These are my goals for the coming year.

Continue reading

Reviewing the Year (2017-18)

Each year I like to look back over the previous year, and then set goals for the coming year. Many people do this on Jan 1st; I prefer to do it on my birthday. I often refine the accomplishments and goals until my new year, Samhain, but the bulk of the work is done on or around my birthday.

Continue reading

Statement of Inclusion

I am very proud to announce that JaguarMoon Coven has produced it’s statement of inclusion. It is no longer acceptable to presume that a magickal group is a safe place. We need standards we can point to, that our students can look at, and we all need to hold one another accountable.I think that all students will be good with this statement even though we are sharing it mid year. If you have questions or concerns, please do not hesitate to ask for clarification.We are very serious about this. We believe in safe space.

 

JaguarMoon Coven is inclusive.
We utterly reject racism, sexism, ageism, homophobia, ableism, sizeism, jingoism, classism, and transphobia.
We believe diversity strengthens us as individuals and as witches; we embrace all facets of the human condition. Our students and members are different in gender, race, ethnicity, sexual orientation, disability, religion of origin, and age, as well as in cultural backgrounds, life experiences, economic status, thoughts and ideas.
We welcome and respect the stranger, the so-called other. We believe that gender (in all of its variations), sex, skin color, religion of origin, preference in partner, or biological status are facets of an individual’s overall being, and all are welcome here: no requirement for participation in our class or coven is based on any biological facet.
Shame has no place in the circle. We believe that any act that takes place between consenting adults is beautiful. There is no shame in any body type, physical expression, disability, or adornment.
Our tradition is based on the idea that witchcraft empowers the individual and imbues each practitioner with complete sovereignty. No teacher, priest/ess, member, or student of JaguarMoon will ever violate the sovereignty of another.
We honor honesty and compassion as the foundations for an atmosphere of trust.Ritual and magic require our full attention in the Circle. Illness — physical, mental, or spiritual — is not a moral failing and there is a place in the Circle for those who are sick and trying to get well.

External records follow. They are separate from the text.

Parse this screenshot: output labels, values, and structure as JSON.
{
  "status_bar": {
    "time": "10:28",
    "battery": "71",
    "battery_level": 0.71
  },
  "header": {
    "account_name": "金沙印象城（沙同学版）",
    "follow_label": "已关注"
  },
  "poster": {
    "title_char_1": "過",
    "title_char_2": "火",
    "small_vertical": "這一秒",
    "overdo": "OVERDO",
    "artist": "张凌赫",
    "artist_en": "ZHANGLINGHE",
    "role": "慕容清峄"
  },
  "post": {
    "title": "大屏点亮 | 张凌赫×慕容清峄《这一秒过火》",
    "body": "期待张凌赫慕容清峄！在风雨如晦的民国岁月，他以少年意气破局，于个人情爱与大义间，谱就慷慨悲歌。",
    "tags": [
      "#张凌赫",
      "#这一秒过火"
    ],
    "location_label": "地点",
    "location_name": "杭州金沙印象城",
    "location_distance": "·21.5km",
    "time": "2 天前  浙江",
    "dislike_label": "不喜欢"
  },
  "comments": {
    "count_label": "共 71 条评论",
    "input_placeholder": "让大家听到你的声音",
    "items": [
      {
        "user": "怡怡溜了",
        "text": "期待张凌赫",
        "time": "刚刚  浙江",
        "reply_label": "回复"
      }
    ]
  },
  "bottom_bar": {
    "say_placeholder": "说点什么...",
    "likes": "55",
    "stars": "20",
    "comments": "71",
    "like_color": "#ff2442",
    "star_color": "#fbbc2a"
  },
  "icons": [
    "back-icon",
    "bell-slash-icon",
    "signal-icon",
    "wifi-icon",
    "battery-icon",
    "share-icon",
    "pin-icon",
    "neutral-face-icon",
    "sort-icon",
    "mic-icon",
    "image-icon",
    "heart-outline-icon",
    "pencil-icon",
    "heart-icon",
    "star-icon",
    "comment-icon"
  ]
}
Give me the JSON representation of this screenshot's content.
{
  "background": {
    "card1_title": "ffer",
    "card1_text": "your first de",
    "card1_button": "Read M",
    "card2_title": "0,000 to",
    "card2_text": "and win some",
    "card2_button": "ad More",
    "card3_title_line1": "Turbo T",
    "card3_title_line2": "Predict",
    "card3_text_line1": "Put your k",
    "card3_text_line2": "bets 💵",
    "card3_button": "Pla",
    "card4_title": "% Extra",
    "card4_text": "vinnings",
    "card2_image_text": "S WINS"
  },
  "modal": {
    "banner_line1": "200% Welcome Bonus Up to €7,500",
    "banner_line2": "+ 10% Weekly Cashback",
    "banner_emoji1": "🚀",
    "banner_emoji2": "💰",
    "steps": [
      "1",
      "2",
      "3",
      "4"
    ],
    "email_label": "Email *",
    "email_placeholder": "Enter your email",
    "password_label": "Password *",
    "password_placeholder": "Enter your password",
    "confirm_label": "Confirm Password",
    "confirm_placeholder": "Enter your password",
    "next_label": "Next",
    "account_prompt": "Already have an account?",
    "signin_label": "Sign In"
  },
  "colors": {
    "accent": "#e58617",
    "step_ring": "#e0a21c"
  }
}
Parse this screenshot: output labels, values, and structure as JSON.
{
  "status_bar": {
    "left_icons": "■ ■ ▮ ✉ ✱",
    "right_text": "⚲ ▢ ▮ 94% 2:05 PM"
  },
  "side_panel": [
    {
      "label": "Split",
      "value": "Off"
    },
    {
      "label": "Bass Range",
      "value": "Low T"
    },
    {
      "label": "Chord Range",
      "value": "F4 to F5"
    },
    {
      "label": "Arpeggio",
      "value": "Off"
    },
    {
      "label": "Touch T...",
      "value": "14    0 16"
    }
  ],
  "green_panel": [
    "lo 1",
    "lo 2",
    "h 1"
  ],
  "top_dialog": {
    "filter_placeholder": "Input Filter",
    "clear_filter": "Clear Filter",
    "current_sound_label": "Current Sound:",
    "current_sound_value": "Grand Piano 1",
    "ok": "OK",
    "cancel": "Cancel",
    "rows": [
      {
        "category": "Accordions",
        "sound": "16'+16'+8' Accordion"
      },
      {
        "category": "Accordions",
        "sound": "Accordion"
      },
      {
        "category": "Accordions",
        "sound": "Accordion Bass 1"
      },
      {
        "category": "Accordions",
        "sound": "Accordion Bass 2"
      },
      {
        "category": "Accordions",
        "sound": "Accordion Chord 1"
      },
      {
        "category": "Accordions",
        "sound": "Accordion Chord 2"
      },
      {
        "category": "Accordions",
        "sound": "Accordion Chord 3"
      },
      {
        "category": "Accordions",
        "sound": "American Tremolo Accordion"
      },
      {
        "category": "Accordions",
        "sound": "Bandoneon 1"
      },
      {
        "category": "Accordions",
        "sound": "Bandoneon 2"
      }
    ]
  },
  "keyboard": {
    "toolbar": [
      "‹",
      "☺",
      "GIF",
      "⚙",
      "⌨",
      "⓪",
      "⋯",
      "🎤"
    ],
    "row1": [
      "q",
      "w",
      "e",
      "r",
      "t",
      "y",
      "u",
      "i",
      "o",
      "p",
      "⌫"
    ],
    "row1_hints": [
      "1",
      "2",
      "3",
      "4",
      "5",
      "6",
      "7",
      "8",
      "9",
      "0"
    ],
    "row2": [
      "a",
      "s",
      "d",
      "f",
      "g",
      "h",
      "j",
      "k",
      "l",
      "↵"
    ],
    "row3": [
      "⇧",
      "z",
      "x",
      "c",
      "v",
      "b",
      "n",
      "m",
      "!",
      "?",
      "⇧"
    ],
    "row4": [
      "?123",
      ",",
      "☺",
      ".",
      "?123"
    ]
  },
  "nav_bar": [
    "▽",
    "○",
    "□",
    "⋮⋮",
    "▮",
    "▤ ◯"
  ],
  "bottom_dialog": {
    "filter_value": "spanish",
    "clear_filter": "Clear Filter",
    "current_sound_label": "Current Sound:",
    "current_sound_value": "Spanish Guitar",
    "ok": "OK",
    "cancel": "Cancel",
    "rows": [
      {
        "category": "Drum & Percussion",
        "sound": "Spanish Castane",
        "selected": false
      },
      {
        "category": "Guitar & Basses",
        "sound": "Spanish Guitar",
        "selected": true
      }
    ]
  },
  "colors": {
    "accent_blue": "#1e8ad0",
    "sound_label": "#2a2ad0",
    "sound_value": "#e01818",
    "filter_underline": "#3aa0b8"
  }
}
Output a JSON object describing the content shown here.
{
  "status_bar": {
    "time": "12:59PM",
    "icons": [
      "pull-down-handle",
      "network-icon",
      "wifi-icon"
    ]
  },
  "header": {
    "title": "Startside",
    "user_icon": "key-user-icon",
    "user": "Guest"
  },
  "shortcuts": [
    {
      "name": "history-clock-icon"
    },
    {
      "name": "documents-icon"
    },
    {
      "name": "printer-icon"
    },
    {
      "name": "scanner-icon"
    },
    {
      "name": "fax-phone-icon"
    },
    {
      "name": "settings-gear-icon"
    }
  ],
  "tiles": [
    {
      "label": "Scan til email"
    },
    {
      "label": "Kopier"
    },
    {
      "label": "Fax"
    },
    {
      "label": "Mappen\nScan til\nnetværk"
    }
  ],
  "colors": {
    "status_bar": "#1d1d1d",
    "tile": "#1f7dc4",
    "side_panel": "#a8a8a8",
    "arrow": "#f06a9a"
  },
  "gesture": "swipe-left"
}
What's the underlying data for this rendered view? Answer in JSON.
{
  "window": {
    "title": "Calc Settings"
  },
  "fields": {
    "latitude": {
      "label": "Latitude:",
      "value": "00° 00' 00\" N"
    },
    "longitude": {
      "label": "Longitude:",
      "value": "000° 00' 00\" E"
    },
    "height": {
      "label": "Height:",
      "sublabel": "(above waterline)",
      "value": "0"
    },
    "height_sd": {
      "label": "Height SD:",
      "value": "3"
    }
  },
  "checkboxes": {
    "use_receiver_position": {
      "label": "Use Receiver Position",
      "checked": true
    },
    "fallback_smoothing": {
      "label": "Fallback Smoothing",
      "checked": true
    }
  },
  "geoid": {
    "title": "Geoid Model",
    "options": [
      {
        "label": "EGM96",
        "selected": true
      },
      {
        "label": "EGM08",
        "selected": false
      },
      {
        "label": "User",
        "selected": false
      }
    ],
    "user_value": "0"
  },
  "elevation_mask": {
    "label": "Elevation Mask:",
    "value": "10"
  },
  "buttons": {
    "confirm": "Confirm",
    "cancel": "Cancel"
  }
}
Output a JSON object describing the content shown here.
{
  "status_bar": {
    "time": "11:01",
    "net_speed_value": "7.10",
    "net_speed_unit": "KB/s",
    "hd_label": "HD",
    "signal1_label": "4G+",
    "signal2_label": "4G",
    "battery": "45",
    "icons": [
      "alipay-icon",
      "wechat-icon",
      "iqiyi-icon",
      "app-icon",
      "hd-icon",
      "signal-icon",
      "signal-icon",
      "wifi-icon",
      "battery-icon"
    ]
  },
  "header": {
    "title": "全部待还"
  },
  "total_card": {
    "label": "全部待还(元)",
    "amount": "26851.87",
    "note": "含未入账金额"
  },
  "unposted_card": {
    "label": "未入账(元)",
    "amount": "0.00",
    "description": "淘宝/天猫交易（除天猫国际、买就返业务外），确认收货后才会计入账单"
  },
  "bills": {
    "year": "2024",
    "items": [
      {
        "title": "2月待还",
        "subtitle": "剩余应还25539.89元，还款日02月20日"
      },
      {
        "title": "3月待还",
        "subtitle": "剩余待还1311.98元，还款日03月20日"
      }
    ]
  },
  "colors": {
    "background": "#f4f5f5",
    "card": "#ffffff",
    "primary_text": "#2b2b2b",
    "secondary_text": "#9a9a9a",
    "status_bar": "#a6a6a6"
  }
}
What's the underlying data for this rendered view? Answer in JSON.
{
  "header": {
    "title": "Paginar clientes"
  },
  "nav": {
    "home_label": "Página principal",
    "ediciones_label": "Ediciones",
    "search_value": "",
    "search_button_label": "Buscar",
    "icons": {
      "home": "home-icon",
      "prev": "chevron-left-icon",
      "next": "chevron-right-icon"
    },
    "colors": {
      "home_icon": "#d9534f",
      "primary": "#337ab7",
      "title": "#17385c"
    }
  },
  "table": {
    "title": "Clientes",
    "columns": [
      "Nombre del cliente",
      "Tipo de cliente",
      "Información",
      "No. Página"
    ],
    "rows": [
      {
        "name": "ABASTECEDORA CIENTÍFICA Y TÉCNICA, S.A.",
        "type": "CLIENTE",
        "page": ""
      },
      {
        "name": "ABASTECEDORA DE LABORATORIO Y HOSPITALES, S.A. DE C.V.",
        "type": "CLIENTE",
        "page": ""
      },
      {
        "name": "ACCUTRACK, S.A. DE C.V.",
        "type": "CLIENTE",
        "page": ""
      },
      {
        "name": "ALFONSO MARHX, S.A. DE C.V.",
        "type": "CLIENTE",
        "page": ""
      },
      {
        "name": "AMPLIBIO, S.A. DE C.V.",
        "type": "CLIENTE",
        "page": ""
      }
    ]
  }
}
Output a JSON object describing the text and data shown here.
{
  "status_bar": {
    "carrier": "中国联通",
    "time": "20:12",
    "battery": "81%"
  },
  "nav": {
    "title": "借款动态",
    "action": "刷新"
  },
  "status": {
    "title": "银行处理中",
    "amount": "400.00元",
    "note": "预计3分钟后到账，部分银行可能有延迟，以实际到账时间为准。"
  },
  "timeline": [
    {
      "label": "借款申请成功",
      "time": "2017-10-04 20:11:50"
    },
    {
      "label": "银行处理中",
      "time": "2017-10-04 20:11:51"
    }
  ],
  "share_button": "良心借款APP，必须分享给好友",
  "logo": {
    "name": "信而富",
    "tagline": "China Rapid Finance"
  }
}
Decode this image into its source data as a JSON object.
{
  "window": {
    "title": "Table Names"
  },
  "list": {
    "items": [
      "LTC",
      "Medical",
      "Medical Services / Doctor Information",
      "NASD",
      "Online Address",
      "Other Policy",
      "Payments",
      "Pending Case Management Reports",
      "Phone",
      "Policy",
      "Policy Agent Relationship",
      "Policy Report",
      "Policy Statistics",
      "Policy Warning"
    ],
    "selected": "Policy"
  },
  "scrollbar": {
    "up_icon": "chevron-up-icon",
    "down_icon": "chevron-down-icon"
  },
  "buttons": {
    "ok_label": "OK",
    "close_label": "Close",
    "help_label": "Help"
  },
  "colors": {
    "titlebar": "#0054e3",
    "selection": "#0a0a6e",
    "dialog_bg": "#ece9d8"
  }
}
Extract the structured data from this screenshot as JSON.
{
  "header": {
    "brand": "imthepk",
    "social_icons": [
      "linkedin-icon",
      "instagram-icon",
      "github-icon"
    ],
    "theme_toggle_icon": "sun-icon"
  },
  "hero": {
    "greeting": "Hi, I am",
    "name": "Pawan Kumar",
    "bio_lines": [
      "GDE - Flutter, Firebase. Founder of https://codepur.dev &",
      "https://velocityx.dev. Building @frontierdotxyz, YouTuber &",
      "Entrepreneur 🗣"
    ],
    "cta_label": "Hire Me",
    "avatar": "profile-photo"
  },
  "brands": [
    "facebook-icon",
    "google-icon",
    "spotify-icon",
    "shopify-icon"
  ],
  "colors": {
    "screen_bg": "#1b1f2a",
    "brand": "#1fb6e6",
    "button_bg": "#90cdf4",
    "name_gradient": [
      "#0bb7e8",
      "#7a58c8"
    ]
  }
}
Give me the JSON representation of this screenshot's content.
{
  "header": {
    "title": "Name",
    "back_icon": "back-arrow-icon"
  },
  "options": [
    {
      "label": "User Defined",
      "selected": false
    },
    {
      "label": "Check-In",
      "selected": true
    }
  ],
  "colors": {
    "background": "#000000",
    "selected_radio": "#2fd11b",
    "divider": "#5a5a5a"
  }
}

For our sake as well as theirs, those who by reason of addiction or mental illness do not have the ability to be fully present are still loved by us, but may be asked to get help before they return to the Circle.
Violation of these standards will result in dismissal from the Class or Coven.